From the data below, give the number of lines holding the word "address", with nothing else added.

Dataset rows describing interfaces:
────
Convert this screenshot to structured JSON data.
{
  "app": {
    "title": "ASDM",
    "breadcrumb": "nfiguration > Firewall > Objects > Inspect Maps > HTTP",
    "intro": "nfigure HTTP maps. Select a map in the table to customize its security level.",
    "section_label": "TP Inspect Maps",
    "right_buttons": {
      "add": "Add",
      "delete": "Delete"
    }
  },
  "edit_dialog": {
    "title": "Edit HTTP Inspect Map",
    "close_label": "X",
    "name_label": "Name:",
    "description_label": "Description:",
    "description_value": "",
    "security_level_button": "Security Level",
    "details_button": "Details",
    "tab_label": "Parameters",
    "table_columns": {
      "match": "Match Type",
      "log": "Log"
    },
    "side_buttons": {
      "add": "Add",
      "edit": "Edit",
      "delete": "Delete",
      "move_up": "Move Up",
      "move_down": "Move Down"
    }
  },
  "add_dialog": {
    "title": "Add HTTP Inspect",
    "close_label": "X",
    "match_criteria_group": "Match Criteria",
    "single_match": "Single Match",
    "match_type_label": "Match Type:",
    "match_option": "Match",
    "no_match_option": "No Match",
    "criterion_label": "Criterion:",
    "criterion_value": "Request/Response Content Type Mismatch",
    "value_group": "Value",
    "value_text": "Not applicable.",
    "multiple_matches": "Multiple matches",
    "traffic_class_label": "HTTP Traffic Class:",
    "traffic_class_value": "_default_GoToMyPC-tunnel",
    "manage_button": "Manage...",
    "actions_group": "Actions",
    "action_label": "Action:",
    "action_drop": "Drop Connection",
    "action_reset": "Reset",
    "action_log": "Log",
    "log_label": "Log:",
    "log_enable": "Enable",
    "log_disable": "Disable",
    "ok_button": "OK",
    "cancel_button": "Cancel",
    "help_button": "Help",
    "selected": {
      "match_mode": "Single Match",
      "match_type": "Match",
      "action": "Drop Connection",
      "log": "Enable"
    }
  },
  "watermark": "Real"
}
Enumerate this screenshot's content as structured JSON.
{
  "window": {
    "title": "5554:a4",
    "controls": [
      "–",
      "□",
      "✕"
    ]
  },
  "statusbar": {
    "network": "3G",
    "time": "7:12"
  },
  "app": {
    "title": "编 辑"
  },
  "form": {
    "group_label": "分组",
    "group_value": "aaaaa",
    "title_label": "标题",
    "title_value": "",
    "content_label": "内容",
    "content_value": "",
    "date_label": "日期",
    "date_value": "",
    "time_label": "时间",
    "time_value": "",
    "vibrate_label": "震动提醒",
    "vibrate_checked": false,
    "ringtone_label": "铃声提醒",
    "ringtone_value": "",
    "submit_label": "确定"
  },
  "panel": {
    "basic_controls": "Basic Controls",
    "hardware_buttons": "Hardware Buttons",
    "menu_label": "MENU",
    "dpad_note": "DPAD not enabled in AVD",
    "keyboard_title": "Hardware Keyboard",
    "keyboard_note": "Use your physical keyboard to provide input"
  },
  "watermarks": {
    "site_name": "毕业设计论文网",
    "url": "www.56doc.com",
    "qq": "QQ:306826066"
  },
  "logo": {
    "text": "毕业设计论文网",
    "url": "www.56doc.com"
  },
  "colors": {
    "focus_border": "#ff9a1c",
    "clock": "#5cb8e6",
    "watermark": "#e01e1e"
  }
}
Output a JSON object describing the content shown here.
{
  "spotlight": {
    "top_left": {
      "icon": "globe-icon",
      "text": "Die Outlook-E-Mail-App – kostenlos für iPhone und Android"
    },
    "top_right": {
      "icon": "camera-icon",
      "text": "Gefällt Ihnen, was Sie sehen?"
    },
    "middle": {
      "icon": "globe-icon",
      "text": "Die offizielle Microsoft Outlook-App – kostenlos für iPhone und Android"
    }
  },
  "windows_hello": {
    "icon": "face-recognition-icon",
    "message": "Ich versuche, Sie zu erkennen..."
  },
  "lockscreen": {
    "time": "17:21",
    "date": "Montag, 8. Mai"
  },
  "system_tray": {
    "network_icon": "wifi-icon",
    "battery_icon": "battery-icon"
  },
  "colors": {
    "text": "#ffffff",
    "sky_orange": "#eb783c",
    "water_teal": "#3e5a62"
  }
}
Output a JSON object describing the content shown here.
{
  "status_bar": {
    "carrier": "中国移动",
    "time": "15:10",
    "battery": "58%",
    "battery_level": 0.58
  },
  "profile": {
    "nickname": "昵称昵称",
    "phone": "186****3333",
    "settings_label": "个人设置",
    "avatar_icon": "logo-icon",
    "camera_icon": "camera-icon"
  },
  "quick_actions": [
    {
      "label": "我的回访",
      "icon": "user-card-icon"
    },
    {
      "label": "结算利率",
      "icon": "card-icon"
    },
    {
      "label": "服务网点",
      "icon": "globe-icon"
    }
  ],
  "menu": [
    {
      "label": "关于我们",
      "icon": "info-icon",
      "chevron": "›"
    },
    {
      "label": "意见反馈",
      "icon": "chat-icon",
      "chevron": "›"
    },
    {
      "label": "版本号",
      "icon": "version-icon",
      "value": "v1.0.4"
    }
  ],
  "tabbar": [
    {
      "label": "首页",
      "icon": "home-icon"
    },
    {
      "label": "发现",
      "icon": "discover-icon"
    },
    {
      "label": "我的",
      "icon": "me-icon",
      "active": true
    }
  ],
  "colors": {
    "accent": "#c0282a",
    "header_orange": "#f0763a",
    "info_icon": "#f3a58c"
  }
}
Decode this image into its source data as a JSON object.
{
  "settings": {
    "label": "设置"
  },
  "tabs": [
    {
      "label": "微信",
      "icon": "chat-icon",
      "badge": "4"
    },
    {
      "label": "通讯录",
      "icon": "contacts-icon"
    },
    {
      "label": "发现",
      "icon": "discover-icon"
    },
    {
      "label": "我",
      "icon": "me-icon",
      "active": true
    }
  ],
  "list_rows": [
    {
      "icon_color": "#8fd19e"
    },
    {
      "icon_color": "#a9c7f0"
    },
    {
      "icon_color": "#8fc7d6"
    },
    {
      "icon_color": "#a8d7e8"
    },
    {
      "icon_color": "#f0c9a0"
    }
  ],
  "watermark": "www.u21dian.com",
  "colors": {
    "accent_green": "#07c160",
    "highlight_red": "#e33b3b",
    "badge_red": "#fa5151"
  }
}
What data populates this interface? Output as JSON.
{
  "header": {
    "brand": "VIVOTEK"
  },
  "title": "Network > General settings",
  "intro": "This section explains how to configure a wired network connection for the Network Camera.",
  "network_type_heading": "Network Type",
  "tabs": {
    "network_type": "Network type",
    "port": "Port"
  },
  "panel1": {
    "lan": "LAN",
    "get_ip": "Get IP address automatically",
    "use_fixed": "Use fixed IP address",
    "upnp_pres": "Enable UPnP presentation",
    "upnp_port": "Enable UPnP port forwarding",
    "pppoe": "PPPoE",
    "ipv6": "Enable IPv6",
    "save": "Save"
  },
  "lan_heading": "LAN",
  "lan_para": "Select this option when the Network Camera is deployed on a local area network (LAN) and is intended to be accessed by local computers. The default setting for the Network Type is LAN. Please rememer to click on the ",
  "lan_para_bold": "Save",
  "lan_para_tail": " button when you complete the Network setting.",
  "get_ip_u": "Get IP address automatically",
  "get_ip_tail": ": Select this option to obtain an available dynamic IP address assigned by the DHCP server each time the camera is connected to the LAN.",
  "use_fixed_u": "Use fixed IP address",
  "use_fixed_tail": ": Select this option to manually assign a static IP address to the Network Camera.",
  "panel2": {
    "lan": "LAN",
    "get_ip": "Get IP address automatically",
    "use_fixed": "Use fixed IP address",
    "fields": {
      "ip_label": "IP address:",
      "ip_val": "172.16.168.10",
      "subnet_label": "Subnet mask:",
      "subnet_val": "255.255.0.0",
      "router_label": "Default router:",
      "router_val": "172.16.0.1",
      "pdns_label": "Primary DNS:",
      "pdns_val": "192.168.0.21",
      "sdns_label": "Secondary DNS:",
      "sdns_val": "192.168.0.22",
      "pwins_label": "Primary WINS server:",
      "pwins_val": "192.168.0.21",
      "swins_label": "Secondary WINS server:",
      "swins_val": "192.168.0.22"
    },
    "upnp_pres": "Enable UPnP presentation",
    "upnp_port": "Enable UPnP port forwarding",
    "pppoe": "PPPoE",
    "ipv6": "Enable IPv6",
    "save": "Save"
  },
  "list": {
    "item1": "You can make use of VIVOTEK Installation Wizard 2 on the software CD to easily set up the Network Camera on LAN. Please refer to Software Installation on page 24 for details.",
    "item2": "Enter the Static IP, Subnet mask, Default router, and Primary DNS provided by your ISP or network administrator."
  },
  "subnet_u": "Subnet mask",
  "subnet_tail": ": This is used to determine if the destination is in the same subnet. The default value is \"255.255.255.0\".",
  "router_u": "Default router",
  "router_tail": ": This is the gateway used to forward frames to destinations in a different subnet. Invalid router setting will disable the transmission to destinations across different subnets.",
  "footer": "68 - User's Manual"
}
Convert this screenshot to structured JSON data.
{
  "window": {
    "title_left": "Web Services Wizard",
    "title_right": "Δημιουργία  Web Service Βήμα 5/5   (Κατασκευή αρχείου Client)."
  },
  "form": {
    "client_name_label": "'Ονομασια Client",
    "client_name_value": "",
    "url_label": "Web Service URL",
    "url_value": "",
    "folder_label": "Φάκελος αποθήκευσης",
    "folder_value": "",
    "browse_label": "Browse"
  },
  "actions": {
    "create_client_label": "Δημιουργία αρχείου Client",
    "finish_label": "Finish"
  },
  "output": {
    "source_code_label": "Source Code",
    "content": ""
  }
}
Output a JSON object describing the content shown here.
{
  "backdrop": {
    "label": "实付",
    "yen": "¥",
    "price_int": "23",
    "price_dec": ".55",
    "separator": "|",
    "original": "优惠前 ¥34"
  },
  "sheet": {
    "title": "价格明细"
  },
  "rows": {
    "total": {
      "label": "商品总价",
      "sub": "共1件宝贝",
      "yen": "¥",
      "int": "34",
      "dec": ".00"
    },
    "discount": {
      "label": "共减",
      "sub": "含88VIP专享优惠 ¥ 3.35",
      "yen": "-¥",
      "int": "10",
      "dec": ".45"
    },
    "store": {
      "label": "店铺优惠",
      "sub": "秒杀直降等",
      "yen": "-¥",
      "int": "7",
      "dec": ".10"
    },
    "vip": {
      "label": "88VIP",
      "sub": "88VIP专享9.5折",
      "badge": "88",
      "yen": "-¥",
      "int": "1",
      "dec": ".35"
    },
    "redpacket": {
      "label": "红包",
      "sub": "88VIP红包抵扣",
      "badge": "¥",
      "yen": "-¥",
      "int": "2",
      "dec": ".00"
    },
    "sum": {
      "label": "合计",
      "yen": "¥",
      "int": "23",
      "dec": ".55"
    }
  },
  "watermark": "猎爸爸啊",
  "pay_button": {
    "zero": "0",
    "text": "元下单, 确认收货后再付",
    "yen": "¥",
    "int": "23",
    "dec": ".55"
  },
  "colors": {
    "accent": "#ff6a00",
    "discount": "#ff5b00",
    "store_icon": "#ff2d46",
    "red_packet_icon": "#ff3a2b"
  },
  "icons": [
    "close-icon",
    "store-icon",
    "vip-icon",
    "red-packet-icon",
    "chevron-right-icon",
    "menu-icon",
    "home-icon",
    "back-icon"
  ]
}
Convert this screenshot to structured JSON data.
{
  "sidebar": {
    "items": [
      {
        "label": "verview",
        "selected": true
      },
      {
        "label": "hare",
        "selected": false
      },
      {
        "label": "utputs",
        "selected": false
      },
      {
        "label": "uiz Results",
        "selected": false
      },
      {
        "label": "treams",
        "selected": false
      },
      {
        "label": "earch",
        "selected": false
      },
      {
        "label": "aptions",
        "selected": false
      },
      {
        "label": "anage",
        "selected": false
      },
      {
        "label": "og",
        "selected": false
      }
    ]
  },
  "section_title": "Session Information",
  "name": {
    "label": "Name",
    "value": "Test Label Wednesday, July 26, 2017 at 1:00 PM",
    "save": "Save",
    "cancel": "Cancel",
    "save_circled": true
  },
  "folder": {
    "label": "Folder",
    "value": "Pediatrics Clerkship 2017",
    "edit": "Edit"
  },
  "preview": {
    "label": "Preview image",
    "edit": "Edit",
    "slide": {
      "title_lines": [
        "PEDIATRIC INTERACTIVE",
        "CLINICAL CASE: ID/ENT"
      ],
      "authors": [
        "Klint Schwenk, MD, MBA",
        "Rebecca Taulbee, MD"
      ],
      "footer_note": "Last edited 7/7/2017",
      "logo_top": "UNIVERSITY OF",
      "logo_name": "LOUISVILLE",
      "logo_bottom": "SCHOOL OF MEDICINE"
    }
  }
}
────
## Solution to this problem
9